DATA UNDER STUDY
---

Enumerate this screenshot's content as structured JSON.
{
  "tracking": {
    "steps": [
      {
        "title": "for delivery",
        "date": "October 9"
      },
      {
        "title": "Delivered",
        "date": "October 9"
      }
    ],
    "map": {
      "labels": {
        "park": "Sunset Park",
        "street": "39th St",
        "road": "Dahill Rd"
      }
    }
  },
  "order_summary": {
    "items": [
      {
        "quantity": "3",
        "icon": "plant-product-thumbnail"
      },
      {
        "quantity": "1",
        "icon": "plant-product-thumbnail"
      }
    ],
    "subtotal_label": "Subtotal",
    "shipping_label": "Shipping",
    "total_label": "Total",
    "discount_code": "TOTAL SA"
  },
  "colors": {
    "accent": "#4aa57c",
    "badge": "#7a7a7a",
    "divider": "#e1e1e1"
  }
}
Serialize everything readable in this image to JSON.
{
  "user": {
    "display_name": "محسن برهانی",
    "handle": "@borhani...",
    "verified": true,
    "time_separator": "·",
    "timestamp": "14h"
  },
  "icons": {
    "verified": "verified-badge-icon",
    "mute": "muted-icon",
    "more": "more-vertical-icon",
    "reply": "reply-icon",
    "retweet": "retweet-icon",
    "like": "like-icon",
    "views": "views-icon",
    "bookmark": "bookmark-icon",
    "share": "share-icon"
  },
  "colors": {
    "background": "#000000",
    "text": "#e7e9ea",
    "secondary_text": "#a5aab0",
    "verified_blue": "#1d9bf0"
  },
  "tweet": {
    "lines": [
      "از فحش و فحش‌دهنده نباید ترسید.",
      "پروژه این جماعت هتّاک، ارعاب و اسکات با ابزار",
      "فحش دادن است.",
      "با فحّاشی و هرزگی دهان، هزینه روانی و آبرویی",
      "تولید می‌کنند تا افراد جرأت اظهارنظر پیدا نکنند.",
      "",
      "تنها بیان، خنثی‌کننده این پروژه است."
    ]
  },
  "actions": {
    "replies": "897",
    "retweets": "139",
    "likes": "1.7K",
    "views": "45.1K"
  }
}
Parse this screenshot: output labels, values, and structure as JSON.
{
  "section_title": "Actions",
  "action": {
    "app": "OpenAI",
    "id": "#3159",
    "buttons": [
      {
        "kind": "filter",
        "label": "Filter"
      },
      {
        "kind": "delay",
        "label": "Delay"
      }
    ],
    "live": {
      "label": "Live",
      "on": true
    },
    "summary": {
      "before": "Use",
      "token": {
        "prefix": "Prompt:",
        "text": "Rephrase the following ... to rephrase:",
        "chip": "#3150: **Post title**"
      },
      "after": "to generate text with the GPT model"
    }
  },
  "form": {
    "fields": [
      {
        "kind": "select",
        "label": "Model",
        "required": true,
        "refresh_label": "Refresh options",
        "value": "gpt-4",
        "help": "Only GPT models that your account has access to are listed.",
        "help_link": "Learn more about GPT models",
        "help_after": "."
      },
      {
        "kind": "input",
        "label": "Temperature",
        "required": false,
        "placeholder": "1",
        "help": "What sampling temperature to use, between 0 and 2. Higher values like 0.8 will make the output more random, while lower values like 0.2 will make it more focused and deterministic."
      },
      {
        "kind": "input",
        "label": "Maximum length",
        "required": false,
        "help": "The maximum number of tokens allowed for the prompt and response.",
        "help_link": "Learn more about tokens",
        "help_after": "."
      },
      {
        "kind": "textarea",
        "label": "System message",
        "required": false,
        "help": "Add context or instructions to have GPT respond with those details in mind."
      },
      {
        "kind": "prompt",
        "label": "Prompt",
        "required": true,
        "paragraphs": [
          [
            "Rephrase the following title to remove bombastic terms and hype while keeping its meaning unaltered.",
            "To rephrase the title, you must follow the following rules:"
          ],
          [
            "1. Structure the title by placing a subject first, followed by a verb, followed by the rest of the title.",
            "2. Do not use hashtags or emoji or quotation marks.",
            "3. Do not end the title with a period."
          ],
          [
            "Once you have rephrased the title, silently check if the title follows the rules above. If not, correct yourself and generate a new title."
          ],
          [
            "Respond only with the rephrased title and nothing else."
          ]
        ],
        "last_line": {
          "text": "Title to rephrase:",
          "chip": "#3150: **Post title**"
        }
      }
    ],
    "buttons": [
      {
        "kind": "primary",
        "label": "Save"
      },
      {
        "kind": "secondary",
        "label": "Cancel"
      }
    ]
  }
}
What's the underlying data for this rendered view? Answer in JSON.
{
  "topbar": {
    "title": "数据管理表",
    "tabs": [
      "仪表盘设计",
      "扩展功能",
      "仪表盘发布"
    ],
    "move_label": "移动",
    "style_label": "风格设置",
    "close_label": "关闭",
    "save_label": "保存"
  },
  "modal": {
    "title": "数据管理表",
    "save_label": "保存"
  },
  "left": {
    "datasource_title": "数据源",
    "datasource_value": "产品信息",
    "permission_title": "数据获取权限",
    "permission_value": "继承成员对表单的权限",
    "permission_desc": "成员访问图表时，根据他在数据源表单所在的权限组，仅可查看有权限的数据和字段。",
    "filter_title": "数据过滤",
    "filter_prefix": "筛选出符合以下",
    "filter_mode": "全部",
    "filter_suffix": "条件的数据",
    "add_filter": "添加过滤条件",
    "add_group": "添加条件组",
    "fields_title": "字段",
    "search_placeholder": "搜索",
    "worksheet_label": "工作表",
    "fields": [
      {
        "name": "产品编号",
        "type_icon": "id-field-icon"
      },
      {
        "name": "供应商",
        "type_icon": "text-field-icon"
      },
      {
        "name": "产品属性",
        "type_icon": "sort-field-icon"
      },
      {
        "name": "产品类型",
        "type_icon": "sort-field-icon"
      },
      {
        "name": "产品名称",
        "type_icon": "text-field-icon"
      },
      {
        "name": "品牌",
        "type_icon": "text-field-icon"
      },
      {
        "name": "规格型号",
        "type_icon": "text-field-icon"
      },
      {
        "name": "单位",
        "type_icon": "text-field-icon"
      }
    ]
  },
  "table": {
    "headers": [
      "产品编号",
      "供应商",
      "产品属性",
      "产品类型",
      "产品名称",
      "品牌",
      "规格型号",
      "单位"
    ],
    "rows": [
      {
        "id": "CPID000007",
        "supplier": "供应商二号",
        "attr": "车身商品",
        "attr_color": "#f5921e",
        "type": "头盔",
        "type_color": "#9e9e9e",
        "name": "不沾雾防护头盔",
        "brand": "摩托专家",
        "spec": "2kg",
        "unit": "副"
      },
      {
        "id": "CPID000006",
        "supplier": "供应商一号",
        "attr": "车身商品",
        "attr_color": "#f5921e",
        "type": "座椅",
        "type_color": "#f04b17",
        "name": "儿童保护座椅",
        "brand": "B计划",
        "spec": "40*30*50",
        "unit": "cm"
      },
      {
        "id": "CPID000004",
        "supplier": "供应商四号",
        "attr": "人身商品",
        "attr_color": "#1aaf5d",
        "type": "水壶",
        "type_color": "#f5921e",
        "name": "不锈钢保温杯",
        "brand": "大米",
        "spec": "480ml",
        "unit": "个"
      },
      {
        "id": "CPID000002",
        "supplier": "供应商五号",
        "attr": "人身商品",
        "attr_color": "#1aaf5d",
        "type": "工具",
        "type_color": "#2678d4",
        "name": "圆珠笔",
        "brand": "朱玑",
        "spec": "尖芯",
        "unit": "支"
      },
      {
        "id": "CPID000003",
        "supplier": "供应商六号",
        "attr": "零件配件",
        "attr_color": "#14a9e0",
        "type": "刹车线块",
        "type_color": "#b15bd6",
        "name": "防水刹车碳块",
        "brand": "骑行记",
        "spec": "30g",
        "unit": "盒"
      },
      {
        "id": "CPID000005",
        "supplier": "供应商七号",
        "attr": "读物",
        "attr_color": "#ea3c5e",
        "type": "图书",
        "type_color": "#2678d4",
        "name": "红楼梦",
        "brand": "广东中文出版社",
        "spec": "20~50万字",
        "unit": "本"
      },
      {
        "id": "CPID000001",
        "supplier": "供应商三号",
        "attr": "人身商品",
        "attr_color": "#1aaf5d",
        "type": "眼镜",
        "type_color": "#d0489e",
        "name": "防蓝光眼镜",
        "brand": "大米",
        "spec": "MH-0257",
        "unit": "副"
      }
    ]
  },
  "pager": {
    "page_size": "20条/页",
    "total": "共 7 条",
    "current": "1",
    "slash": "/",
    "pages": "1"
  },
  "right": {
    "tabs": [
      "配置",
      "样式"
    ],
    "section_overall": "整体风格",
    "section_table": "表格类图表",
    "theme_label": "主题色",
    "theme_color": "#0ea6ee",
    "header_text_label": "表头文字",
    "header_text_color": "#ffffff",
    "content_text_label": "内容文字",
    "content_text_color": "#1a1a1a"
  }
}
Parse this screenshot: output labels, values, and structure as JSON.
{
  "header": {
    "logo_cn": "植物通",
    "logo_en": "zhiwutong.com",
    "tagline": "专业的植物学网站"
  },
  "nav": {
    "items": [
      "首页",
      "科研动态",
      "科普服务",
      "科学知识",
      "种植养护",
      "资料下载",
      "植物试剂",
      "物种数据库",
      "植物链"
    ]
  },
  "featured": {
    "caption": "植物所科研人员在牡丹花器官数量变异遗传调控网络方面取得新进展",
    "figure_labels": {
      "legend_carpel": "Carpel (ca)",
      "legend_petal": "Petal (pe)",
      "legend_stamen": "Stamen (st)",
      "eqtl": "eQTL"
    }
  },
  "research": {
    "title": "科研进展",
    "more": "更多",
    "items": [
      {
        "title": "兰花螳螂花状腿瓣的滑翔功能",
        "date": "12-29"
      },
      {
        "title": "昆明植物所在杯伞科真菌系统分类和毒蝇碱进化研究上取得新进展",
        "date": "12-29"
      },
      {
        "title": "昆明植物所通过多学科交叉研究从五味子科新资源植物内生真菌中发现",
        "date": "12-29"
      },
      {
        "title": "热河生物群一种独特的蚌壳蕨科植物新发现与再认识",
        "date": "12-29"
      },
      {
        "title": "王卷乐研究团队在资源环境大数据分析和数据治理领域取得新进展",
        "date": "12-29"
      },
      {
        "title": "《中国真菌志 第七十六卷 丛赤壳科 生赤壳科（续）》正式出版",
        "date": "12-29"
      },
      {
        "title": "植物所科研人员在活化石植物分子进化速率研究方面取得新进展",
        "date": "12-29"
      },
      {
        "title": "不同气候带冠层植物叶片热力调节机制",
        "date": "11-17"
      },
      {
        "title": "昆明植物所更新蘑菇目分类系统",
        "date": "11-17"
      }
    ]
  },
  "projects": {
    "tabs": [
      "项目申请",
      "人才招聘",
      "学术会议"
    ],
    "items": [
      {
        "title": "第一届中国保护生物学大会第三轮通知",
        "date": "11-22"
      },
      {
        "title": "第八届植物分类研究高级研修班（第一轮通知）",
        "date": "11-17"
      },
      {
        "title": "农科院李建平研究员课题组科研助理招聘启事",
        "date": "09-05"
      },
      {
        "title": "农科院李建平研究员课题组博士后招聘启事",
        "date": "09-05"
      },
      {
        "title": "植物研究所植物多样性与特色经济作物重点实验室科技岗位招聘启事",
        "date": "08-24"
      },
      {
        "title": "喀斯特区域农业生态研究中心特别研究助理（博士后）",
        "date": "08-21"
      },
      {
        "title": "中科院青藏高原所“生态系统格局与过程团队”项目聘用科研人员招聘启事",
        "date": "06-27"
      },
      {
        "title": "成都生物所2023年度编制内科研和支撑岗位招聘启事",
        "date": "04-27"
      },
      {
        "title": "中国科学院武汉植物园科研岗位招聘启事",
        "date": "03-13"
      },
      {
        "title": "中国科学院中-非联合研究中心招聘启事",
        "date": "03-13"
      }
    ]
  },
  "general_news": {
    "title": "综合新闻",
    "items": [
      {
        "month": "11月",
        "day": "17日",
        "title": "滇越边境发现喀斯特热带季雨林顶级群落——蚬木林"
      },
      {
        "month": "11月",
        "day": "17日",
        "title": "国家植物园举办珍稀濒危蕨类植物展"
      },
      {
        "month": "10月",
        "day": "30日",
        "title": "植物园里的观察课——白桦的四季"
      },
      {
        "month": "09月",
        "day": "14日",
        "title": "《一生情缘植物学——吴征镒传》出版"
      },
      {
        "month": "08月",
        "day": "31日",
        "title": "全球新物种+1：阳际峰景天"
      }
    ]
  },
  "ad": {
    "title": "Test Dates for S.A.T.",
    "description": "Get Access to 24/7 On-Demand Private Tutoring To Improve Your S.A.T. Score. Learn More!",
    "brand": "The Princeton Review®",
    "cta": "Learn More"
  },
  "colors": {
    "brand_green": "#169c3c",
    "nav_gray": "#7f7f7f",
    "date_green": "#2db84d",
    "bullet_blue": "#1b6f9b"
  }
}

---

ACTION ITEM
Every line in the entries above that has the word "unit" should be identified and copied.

EXPECTED ANSWER
        "unit": "副"
        "unit": "cm"
        "unit": "个"
        "unit": "支"
        "unit": "盒"
        "unit": "本"
        "unit": "副"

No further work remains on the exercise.